Yeshua warned His disciples that a time would come when they would feel pressure to deny their allegiance to Him. Beginning with Simon Peter on the night of His arrest, disciples of the Master have felt that pressure. The Sanhedrin admonished the Twelve, ordering them not to speak in the name of Yeshua. In the late first century, confessing faith in Yeshua constituted grounds for ejection from the synagogue, but renouncing His name guaranteed an ongoing place in the community.
The Roman government instituted a policy of arresting people suspected of faith in Messiah and interrogating them before a tribunal. If a suspected “Christian” disowned the name of Yeshua and bowed to an idol, the Roman authorities released him or her. If not, the disciple faced a death sentence. Presumably, since Judaism was a legal religion, Rome required Jewish believers only to disown their allegiance to Yeshua.

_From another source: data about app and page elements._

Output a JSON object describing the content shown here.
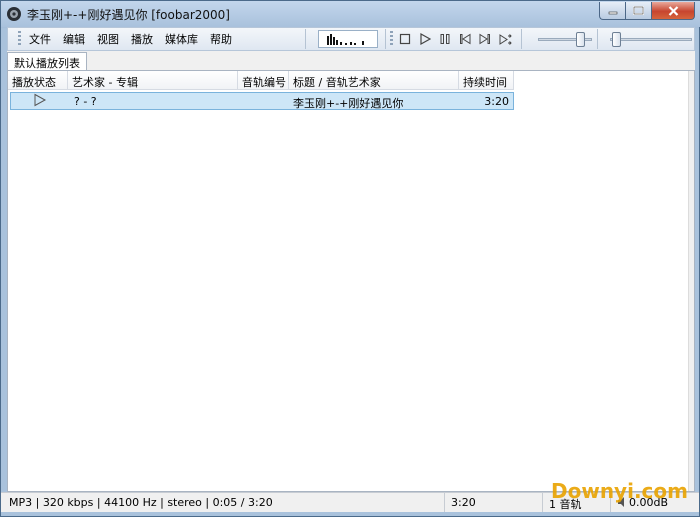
{
  "window": {
    "title": "李玉刚+-+刚好遇见你  [foobar2000]",
    "accent": "#4b6a8a"
  },
  "menu": {
    "items": [
      "文件",
      "编辑",
      "视图",
      "播放",
      "媒体库",
      "帮助"
    ]
  },
  "transport": {
    "stop_icon": "stop-icon",
    "play_icon": "play-icon",
    "pause_icon": "pause-icon",
    "prev_icon": "previous-icon",
    "next_icon": "next-icon",
    "random_icon": "random-icon"
  },
  "volume": {
    "level": 0.85
  },
  "seek": {
    "position": 0.026
  },
  "tabs": {
    "active": "默认播放列表"
  },
  "playlist": {
    "columns": [
      "播放状态",
      "艺术家 - 专辑",
      "音轨编号",
      "标题 / 音轨艺术家",
      "持续时间"
    ],
    "rows": [
      {
        "status_icon": "play-icon",
        "artist_album": "? - ?",
        "track_no": "",
        "title": "李玉刚+-+刚好遇见你",
        "duration": "3:20"
      }
    ],
    "selection_color": "#cde6f7"
  },
  "status": {
    "info": "MP3 | 320 kbps | 44100 Hz | stereo | 0:05 / 3:20",
    "total_time": "3:20",
    "track_count": "1 音轨",
    "volume": "0.00dB"
  },
  "watermark": "Downyi.com"
}
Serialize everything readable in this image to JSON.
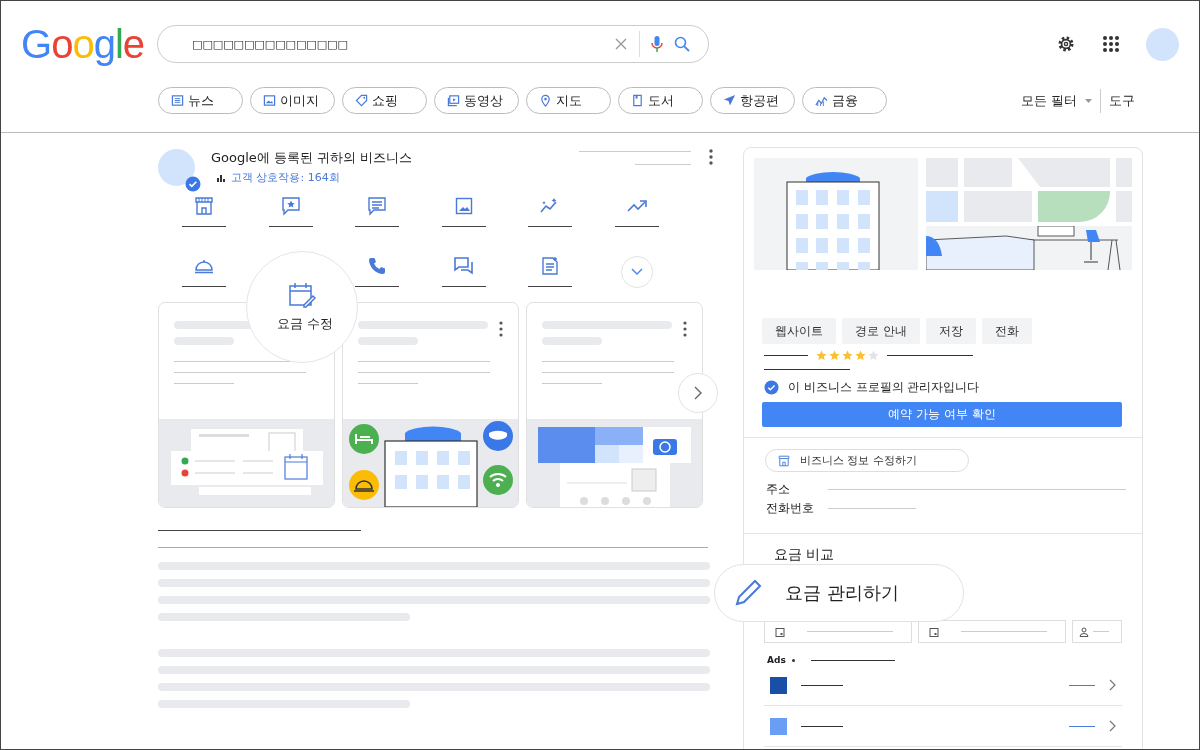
{
  "logo": "Google",
  "search": {
    "value": "□□□□□□□□□□□□□□□"
  },
  "filters": [
    {
      "label": "뉴스",
      "kind": "news"
    },
    {
      "label": "이미지",
      "kind": "images"
    },
    {
      "label": "쇼핑",
      "kind": "shopping"
    },
    {
      "label": "동영상",
      "kind": "videos"
    },
    {
      "label": "지도",
      "kind": "maps"
    },
    {
      "label": "도서",
      "kind": "books"
    },
    {
      "label": "항공편",
      "kind": "flights"
    },
    {
      "label": "금융",
      "kind": "finance"
    }
  ],
  "all_filters": "모든 필터",
  "tools": "도구",
  "business": {
    "title": "Google에 등록된 귀하의 비즈니스",
    "interactions": "고객 상호작용: 164회"
  },
  "callout": "요금 수정",
  "profile_buttons": [
    "웹사이트",
    "경로 안내",
    "저장",
    "전화"
  ],
  "rating": {
    "stars": 4
  },
  "manager_note": "이 비즈니스 프로필의 관리자입니다",
  "book_button": "예약 가능 여부 확인",
  "edit_info": "비즈니스 정보 수정하기",
  "fields": [
    {
      "label": "주소"
    },
    {
      "label": "전화번호"
    }
  ],
  "compare_title": "요금 비교",
  "manage_bubble": "요금 관리하기",
  "ads_label": "Ads",
  "ad_rows": [
    {
      "color": "#1a4fa8"
    },
    {
      "color": "#6a9ef5"
    }
  ]
}
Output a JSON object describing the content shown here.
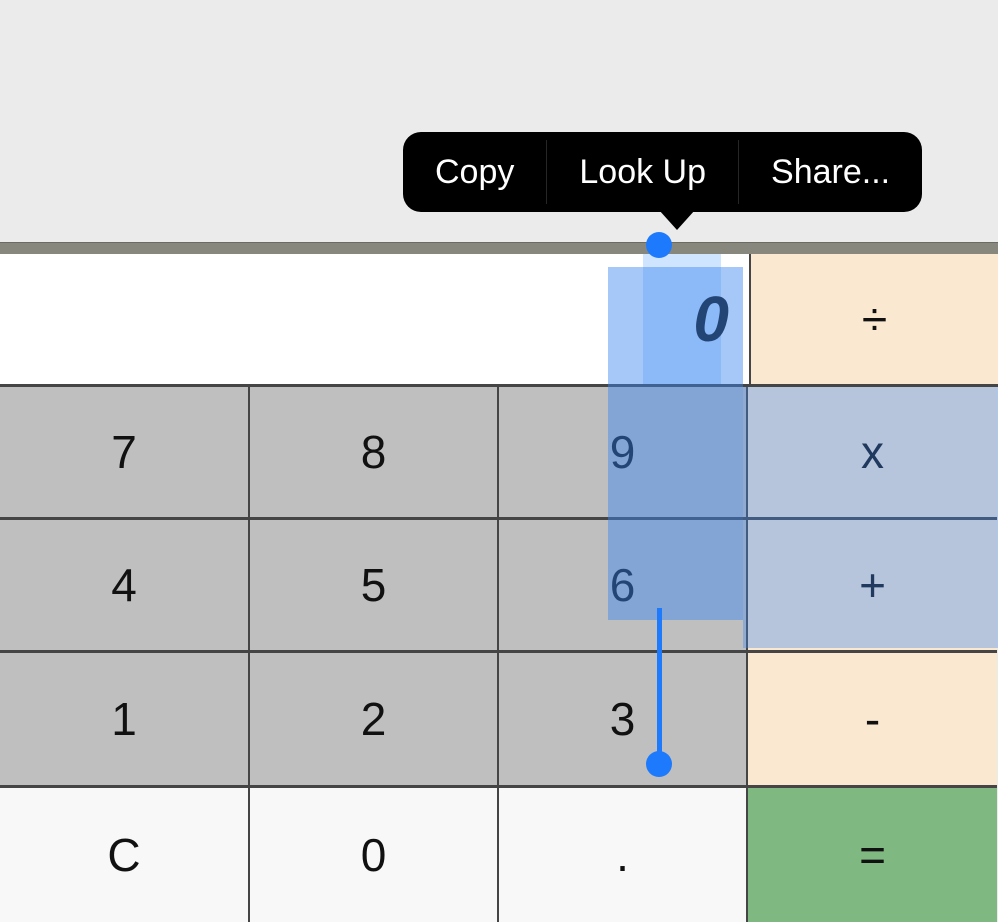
{
  "context_menu": {
    "items": [
      "Copy",
      "Look Up",
      "Share..."
    ]
  },
  "display": {
    "value": "0",
    "selected": true
  },
  "keys": {
    "divide": "÷",
    "multiply": "x",
    "plus": "+",
    "minus": "-",
    "equals": "=",
    "clear": "C",
    "decimal": ".",
    "k0": "0",
    "k1": "1",
    "k2": "2",
    "k3": "3",
    "k4": "4",
    "k5": "5",
    "k6": "6",
    "k7": "7",
    "k8": "8",
    "k9": "9"
  },
  "colors": {
    "number_key": "#bfbfbf",
    "operator_key": "#fae8d1",
    "equals_key": "#80b881",
    "light_key": "#f8f8f8",
    "selection": "#1d7afc",
    "selection_fill": "rgba(58,133,241,0.45)"
  }
}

When the Master comes at the advent of the Messianic Age, He will deny those who have denied Him: “For whoever is ashamed of Me and My words in this adulterous and sinful generation, the Son of Man will also be ashamed of him when He comes in the glory of His Father with the holy angels” (Mark 8:38). The scene is similar to His description of the Messianic Banquet from which He will expel His unworthy disciples, saying, “I tell you, I do not know where you are from; depart from me, all you evildoers” (Luke 13:27).
Luke’s version of the saying has both a positive and a negative formulation:
And I say to you, everyone who confesses Me before men, the Son of Man will confess him also before the angels of God; but he who denies Me before men will be denied before the angels of God. (Luke 12:8-9)
What did He mean when He said that He will deny us before the angels of God? In this context, the “angels of God” constitute the heavenly court over which the LORD presides. “Before the angels of God” is a Jewish circumlocution that simply means “before God.” The throne of judgment is in view. In this court, the Son of Man will vouch for those whom He has known to be His faithful disciples, but those who have abandoned Him must stand or fall on their own merit.
Despite these strong words, the gospel reader must remember Simon Peter denied the Master three times before men, but through repentance and the grace of God, he found restoration. When the Son of Man comes in the glory of His Father with the holy angels, he will not be ashamed of Simon Peter nor deny Him before the Father. Neither will He deny those who, having once stumbled, have returned to the flock of his disciples.